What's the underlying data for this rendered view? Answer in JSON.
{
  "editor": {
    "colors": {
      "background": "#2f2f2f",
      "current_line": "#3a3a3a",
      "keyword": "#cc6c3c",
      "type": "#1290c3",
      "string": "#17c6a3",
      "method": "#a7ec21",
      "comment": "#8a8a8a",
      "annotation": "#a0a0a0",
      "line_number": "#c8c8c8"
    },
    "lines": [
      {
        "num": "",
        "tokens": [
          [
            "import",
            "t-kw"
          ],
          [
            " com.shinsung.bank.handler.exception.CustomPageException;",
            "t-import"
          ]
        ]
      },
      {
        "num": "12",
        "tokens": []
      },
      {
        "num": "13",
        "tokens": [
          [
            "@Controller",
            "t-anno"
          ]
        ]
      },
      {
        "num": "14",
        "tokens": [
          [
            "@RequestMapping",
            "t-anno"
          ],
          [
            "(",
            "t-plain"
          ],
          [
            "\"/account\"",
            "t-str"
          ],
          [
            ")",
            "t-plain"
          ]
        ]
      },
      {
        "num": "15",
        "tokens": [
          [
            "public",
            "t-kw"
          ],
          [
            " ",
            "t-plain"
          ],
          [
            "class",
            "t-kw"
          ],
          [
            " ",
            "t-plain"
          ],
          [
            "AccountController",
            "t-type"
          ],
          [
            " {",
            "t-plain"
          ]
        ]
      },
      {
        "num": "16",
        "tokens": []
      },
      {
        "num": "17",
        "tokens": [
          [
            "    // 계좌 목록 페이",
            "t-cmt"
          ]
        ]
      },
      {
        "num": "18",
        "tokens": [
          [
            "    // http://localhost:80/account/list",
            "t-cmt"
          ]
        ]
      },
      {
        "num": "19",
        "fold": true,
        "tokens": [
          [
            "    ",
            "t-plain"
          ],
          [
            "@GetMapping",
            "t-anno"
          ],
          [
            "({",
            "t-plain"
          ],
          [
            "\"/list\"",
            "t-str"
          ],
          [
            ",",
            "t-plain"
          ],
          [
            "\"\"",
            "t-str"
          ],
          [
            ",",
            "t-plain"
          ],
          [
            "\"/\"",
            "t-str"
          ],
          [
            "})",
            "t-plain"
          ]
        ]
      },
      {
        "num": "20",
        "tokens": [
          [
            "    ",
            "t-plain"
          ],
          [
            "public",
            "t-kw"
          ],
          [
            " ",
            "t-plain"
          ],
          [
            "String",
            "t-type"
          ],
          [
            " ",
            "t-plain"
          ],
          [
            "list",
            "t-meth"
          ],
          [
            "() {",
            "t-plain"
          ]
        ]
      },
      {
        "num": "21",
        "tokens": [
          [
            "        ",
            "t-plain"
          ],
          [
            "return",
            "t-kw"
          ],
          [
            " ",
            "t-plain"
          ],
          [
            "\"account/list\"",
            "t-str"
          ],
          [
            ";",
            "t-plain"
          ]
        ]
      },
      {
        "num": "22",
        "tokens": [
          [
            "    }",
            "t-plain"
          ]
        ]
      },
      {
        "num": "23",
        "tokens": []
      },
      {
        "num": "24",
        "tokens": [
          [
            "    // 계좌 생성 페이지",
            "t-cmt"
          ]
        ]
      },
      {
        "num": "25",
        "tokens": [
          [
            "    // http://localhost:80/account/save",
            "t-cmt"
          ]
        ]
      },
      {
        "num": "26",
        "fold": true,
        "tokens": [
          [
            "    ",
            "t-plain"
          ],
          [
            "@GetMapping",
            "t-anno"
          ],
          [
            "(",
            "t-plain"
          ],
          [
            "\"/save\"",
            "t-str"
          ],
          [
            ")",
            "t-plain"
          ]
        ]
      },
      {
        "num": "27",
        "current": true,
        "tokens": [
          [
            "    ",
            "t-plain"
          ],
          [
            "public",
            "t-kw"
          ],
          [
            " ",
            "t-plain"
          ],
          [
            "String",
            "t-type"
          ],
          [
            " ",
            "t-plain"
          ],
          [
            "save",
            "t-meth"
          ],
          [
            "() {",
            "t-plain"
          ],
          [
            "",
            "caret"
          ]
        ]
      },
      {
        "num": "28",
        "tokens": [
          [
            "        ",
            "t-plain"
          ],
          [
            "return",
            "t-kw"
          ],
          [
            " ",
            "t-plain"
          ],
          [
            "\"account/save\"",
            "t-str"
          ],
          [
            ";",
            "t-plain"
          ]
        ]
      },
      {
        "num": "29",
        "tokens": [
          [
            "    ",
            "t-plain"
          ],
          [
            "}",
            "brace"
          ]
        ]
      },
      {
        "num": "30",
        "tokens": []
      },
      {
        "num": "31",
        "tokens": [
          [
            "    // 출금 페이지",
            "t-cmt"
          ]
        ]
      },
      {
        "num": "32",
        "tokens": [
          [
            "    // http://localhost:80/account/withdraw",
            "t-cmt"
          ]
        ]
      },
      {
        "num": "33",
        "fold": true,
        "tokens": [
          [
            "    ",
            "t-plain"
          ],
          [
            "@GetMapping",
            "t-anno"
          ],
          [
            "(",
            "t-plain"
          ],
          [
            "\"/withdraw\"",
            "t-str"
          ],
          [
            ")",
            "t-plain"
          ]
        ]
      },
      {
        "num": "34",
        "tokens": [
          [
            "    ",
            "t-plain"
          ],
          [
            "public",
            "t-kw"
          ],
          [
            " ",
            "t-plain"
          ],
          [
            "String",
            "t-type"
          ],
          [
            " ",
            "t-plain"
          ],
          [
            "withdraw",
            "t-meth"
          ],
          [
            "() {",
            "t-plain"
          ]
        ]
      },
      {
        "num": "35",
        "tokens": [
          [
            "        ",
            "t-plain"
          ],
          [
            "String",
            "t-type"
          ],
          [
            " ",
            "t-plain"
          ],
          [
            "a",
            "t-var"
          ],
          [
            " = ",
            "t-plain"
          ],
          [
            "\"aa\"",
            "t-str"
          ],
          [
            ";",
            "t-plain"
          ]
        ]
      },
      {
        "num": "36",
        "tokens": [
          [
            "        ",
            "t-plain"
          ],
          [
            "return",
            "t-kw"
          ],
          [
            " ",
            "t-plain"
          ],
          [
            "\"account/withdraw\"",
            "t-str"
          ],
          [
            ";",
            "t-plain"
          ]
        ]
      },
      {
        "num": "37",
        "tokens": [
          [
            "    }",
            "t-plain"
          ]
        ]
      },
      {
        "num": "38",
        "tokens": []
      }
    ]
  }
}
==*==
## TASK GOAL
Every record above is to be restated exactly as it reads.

## SOLUTION
What's the underlying data for this rendered view? Answer in JSON.
{
  "editor": {
    "colors": {
      "background": "#2f2f2f",
      "current_line": "#3a3a3a",
      "keyword": "#cc6c3c",
      "type": "#1290c3",
      "string": "#17c6a3",
      "method": "#a7ec21",
      "comment": "#8a8a8a",
      "annotation": "#a0a0a0",
      "line_number": "#c8c8c8"
    },
    "lines": [
      {
        "num": "",
        "tokens": [
          [
            "import",
            "t-kw"
          ],
          [
            " com.shinsung.bank.handler.exception.CustomPageException;",
            "t-import"
          ]
        ]
      },
      {
        "num": "12",
        "tokens": []
      },
      {
        "num": "13",
        "tokens": [
          [
            "@Controller",
            "t-anno"
          ]
        ]
      },
      {
        "num": "14",
        "tokens": [
          [
            "@RequestMapping",
            "t-anno"
          ],
          [
            "(",
            "t-plain"
          ],
          [
            "\"/account\"",
            "t-str"
          ],
          [
            ")",
            "t-plain"
          ]
        ]
      },
      {
        "num": "15",
        "tokens": [
          [
            "public",
            "t-kw"
          ],
          [
            " ",
            "t-plain"
          ],
          [
            "class",
            "t-kw"
          ],
          [
            " ",
            "t-plain"
          ],
          [
            "AccountController",
            "t-type"
          ],
          [
            " {",
            "t-plain"
          ]
        ]
      },
      {
        "num": "16",
        "tokens": []
      },
      {
        "num": "17",
        "tokens": [
          [
            "    // 계좌 목록 페이",
            "t-cmt"
          ]
        ]
      },
      {
        "num": "18",
        "tokens": [
          [
            "    // http://localhost:80/account/list",
            "t-cmt"
          ]
        ]
      },
      {
        "num": "19",
        "fold": true,
        "tokens": [
          [
            "    ",
            "t-plain"
          ],
          [
            "@GetMapping",
            "t-anno"
          ],
          [
            "({",
            "t-plain"
          ],
          [
            "\"/list\"",
            "t-str"
          ],
          [
            ",",
            "t-plain"
          ],
          [
            "\"\"",
            "t-str"
          ],
          [
            ",",
            "t-plain"
          ],
          [
            "\"/\"",
            "t-str"
          ],
          [
            "})",
            "t-plain"
          ]
        ]
      },
      {
        "num": "20",
        "tokens": [
          [
            "    ",
            "t-plain"
          ],
          [
            "public",
            "t-kw"
          ],
          [
            " ",
            "t-plain"
          ],
          [
            "String",
            "t-type"
          ],
          [
            " ",
            "t-plain"
          ],
          [
            "list",
            "t-meth"
          ],
          [
            "() {",
            "t-plain"
          ]
        ]
      },
      {
        "num": "21",
        "tokens": [
          [
            "        ",
            "t-plain"
          ],
          [
            "return",
            "t-kw"
          ],
          [
            " ",
            "t-plain"
          ],
          [
            "\"account/list\"",
            "t-str"
          ],
          [
            ";",
            "t-plain"
          ]
        ]
      },
      {
        "num": "22",
        "tokens": [
          [
            "    }",
            "t-plain"
          ]
        ]
      },
      {
        "num": "23",
        "tokens": []
      },
      {
        "num": "24",
        "tokens": [
          [
            "    // 계좌 생성 페이지",
            "t-cmt"
          ]
        ]
      },
      {
        "num": "25",
        "tokens": [
          [
            "    // http://localhost:80/account/save",
            "t-cmt"
          ]
        ]
      },
      {
        "num": "26",
        "fold": true,
        "tokens": [
          [
            "    ",
            "t-plain"
          ],
          [
            "@GetMapping",
            "t-anno"
          ],
          [
            "(",
            "t-plain"
          ],
          [
            "\"/save\"",
            "t-str"
          ],
          [
            ")",
            "t-plain"
          ]
        ]
      },
      {
        "num": "27",
        "current": true,
        "tokens": [
          [
            "    ",
            "t-plain"
          ],
          [
            "public",
            "t-kw"
          ],
          [
            " ",
            "t-plain"
          ],
          [
            "String",
            "t-type"
          ],
          [
            " ",
            "t-plain"
          ],
          [
            "save",
            "t-meth"
          ],
          [
            "() {",
            "t-plain"
          ],
          [
            "",
            "caret"
          ]
        ]
      },
      {
        "num": "28",
        "tokens": [
          [
            "        ",
            "t-plain"
          ],
          [
            "return",
            "t-kw"
          ],
          [
            " ",
            "t-plain"
          ],
          [
            "\"account/save\"",
            "t-str"
          ],
          [
            ";",
            "t-plain"
          ]
        ]
      },
      {
        "num": "29",
        "tokens": [
          [
            "    ",
            "t-plain"
          ],
          [
            "}",
            "brace"
          ]
        ]
      },
      {
        "num": "30",
        "tokens": []
      },
      {
        "num": "31",
        "tokens": [
          [
            "    // 출금 페이지",
            "t-cmt"
          ]
        ]
      },
      {
        "num": "32",
        "tokens": [
          [
            "    // http://localhost:80/account/withdraw",
            "t-cmt"
          ]
        ]
      },
      {
        "num": "33",
        "fold": true,
        "tokens": [
          [
            "    ",
            "t-plain"
          ],
          [
            "@GetMapping",
            "t-anno"
          ],
          [
            "(",
            "t-plain"
          ],
          [
            "\"/withdraw\"",
            "t-str"
          ],
          [
            ")",
            "t-plain"
          ]
        ]
      },
      {
        "num": "34",
        "tokens": [
          [
            "    ",
            "t-plain"
          ],
          [
            "public",
            "t-kw"
          ],
          [
            " ",
            "t-plain"
          ],
          [
            "String",
            "t-type"
          ],
          [
            " ",
            "t-plain"
          ],
          [
            "withdraw",
            "t-meth"
          ],
          [
            "() {",
            "t-plain"
          ]
        ]
      },
      {
        "num": "35",
        "tokens": [
          [
            "        ",
            "t-plain"
          ],
          [
            "String",
            "t-type"
          ],
          [
            " ",
            "t-plain"
          ],
          [
            "a",
            "t-var"
          ],
          [
            " = ",
            "t-plain"
          ],
          [
            "\"aa\"",
            "t-str"
          ],
          [
            ";",
            "t-plain"
          ]
        ]
      },
      {
        "num": "36",
        "tokens": [
          [
            "        ",
            "t-plain"
          ],
          [
            "return",
            "t-kw"
          ],
          [
            " ",
            "t-plain"
          ],
          [
            "\"account/withdraw\"",
            "t-str"
          ],
          [
            ";",
            "t-plain"
          ]
        ]
      },
      {
        "num": "37",
        "tokens": [
          [
            "    }",
            "t-plain"
          ]
        ]
      },
      {
        "num": "38",
        "tokens": []
      }
    ]
  }
}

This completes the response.